AP is experiencing another massive increase in parcel growth. Online shopping grew 32 percent over the 2020–21 financial year, and these volumes are growing yet again due to another boom in online shopping fuelled by the latest lockdowns. AP and the CEPU are working together to ensure that the health of workers does not interfere with this opportunity for the company to increase its profits.
Postal workers are being placed in harm’s way in order to satisfy the profit interests of AP and the government. This is being done with the direct collusion of the union as it offers up AP workers to the altar of corporate profit even if it means their health and safety is placed in jeopardy.
Over the past four decades the unions have become completely corporatised. These organisations in no way represent the interests of the working class, they have become transformed into the political and industrial policemen of the bosses.
The Postal Workers Rank-and-File Committee (PWRFC) demands that all workers must be informed immediately when cases are detected at their workplace. If an outbreak is reported, all workers at the facility must be tested and allowed to self-isolate at home—with no loss of pay—until tests show a negative result.
Once test results are in, and the entire workplace has been deep cleaned, the facility must only be reopened based on an informed, scientific and democratic appraisal by workers that it is safe to do so.
Pre-emptive COVID-19 testing must be made available at all AP sites for all workers. Any workers who return a positive result or are deemed close contacts must self-isolate and be given all the necessary material and medical support to ensure a full recovery.
Vaccinations must immediately be made available to all AP workers, on company time and with no loss of income or sick leave if time is needed to recover from any side effects. No AP worker should be forced to work without having received at least one vaccine shot. Postal workers must be issued with medical-grade personal protection equipment while in depots and doing deliveries.
The interests of workers must come before the profits of AP and the complete subordination of workers’ health and safety by the unions to the corporate interests of management.
The PWRFC urges workers at Seven Hills and other AP facilities not to entrust their fate to management and the union any longer. Instead, postal workers should contact the PWRFC today.

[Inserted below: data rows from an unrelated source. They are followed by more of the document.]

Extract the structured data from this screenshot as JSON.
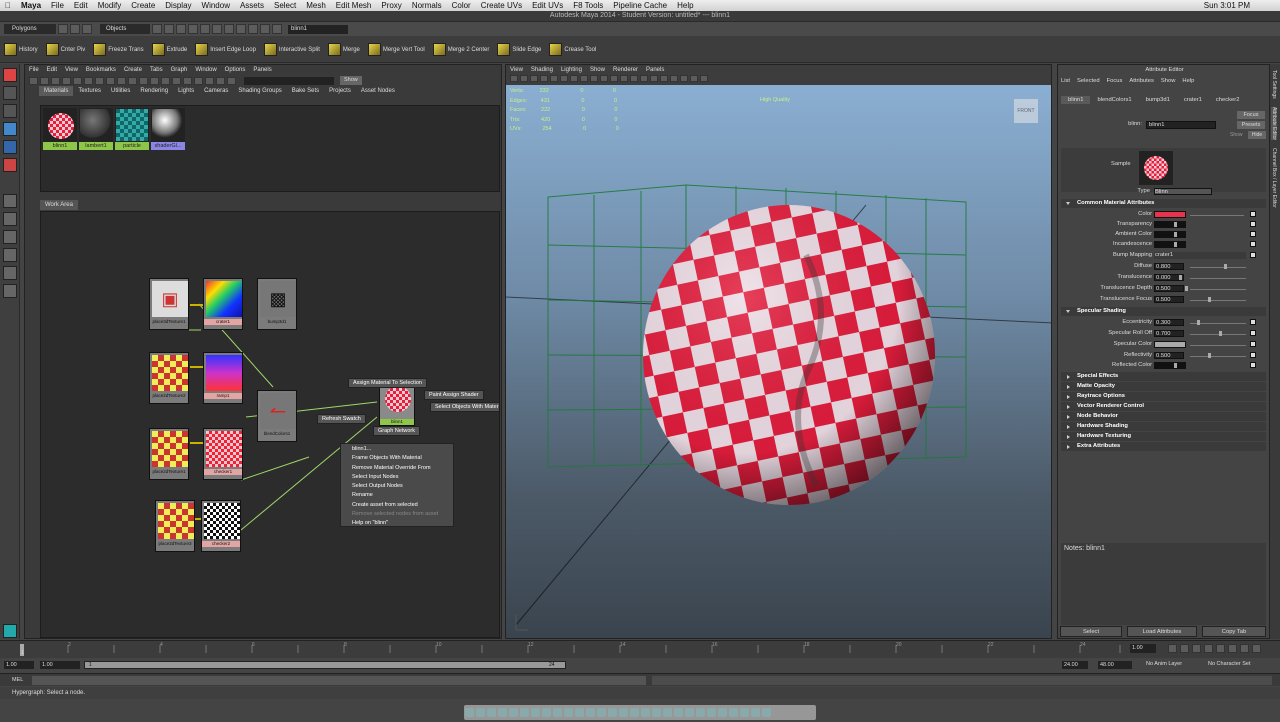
{
  "mac_menu": {
    "apple": "",
    "app": "Maya",
    "items": [
      "File",
      "Edit",
      "Modify",
      "Create",
      "Display",
      "Window",
      "Assets",
      "Select",
      "Mesh",
      "Edit Mesh",
      "Proxy",
      "Normals",
      "Color",
      "Create UVs",
      "Edit UVs",
      "F8 Tools",
      "Pipeline Cache",
      "Help"
    ],
    "clock": "Sun 3:01 PM"
  },
  "window_title": "Autodesk Maya 2014 - Student Version: untitled*   ---   blinn1",
  "status_line": {
    "menuset": "Polygons",
    "objects": "Objects",
    "sel_field": "blinn1"
  },
  "shelf": [
    "History",
    "Cnter Piv",
    "Freeze Trans",
    "Extrude",
    "Insert Edge Loop",
    "Interactive Split",
    "Merge",
    "Merge Vert Tool",
    "Merge 2 Center",
    "Slide Edge",
    "Crease Tool"
  ],
  "hypershade": {
    "menu": [
      "File",
      "Edit",
      "View",
      "Bookmarks",
      "Create",
      "Tabs",
      "Graph",
      "Window",
      "Options",
      "Panels"
    ],
    "show_button": "Show",
    "tabs": [
      "Materials",
      "Textures",
      "Utilities",
      "Rendering",
      "Lights",
      "Cameras",
      "Shading Groups",
      "Bake Sets",
      "Projects",
      "Asset Nodes"
    ],
    "materials": [
      "blinn1",
      "lambert1",
      "particle",
      "shaderGl..."
    ],
    "work_area_tab": "Work Area",
    "nodes": [
      "place3dTexture1",
      "crater1",
      "bump3d1",
      "place2dTexture2",
      "ramp1",
      "blendColors1",
      "place2dTexture1",
      "checker1",
      "place2dTexture3",
      "checker2",
      "blinn1"
    ],
    "popups": {
      "assign": "Assign Material To Selection",
      "paint": "Paint Assign Shader",
      "select_objs": "Select Objects With Material",
      "refresh": "Refresh Swatch",
      "graph": "Graph Network"
    },
    "context_menu": [
      "blinn1...",
      "Frame Objects With Material",
      "Remove Material Override From",
      "Select Input Nodes",
      "Select Output Nodes",
      "Rename",
      "Create asset from selected",
      "Remove selected nodes from asset",
      "Help on \"blinn\""
    ]
  },
  "viewport": {
    "menu": [
      "View",
      "Shading",
      "Lighting",
      "Show",
      "Renderer",
      "Panels"
    ],
    "hud": [
      [
        "Verts:",
        "232",
        "0",
        "0"
      ],
      [
        "Edges:",
        "431",
        "0",
        "0"
      ],
      [
        "Faces:",
        "222",
        "0",
        "0"
      ],
      [
        "Tris:",
        "420",
        "0",
        "0"
      ],
      [
        "UVs:",
        "254",
        "0",
        "0"
      ]
    ],
    "quality": "High Quality",
    "viewcube": "FRONT"
  },
  "attr_editor": {
    "title": "Attribute Editor",
    "menu": [
      "List",
      "Selected",
      "Focus",
      "Attributes",
      "Show",
      "Help"
    ],
    "tabs": [
      "blinn1",
      "blendColors1",
      "bump3d1",
      "crater1",
      "checker2"
    ],
    "name_label": "blinn:",
    "name_value": "blinn1",
    "focus": "Focus",
    "presets": "Presets",
    "show": "Show",
    "hide": "Hide",
    "sample": "Sample",
    "type_label": "Type",
    "type_value": "Blinn",
    "common": "Common Material Attributes",
    "attrs": [
      {
        "label": "Color",
        "value": ""
      },
      {
        "label": "Transparency",
        "value": ""
      },
      {
        "label": "Ambient Color",
        "value": ""
      },
      {
        "label": "Incandescence",
        "value": ""
      },
      {
        "label": "Bump Mapping",
        "value": "crater1"
      },
      {
        "label": "Diffuse",
        "value": "0.800"
      },
      {
        "label": "Translucence",
        "value": "0.000"
      },
      {
        "label": "Translucence Depth",
        "value": "0.500"
      },
      {
        "label": "Translucence Focus",
        "value": "0.500"
      }
    ],
    "specular": "Specular Shading",
    "spec_attrs": [
      {
        "label": "Eccentricity",
        "value": "0.300"
      },
      {
        "label": "Specular Roll Off",
        "value": "0.700"
      },
      {
        "label": "Specular Color",
        "value": ""
      },
      {
        "label": "Reflectivity",
        "value": "0.500"
      },
      {
        "label": "Reflected Color",
        "value": ""
      }
    ],
    "sections": [
      "Special Effects",
      "Matte Opacity",
      "Raytrace Options",
      "Vector Renderer Control",
      "Node Behavior",
      "Hardware Shading",
      "Hardware Texturing",
      "Extra Attributes"
    ],
    "notes": "Notes:  blinn1",
    "buttons": [
      "Select",
      "Load Attributes",
      "Copy Tab"
    ],
    "side_tabs": [
      "Tool Settings",
      "Attribute Editor",
      "Channel Box / Layer Editor"
    ]
  },
  "timeline": {
    "ticks": [
      "1",
      "2",
      "4",
      "6",
      "8",
      "10",
      "12",
      "14",
      "16",
      "18",
      "20",
      "22",
      "24"
    ],
    "current": "1.00"
  },
  "range": {
    "start": "1.00",
    "start2": "1.00",
    "slider_start": "1",
    "slider_end": "24",
    "end": "24.00",
    "end2": "48.00",
    "anim_layer": "No Anim Layer",
    "char_set": "No Character Set"
  },
  "cmd_label": "MEL",
  "help_line": "Hypergraph: Select a node."
}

Postal workers must unite throughout all facilities and workplaces to stop the spread of this deadly virus. The CEPU, along with all the unions, have made clear that they will not do this and are instead concerned with maintaining production and keeping workers on the job even if it directly impacts their health and safety.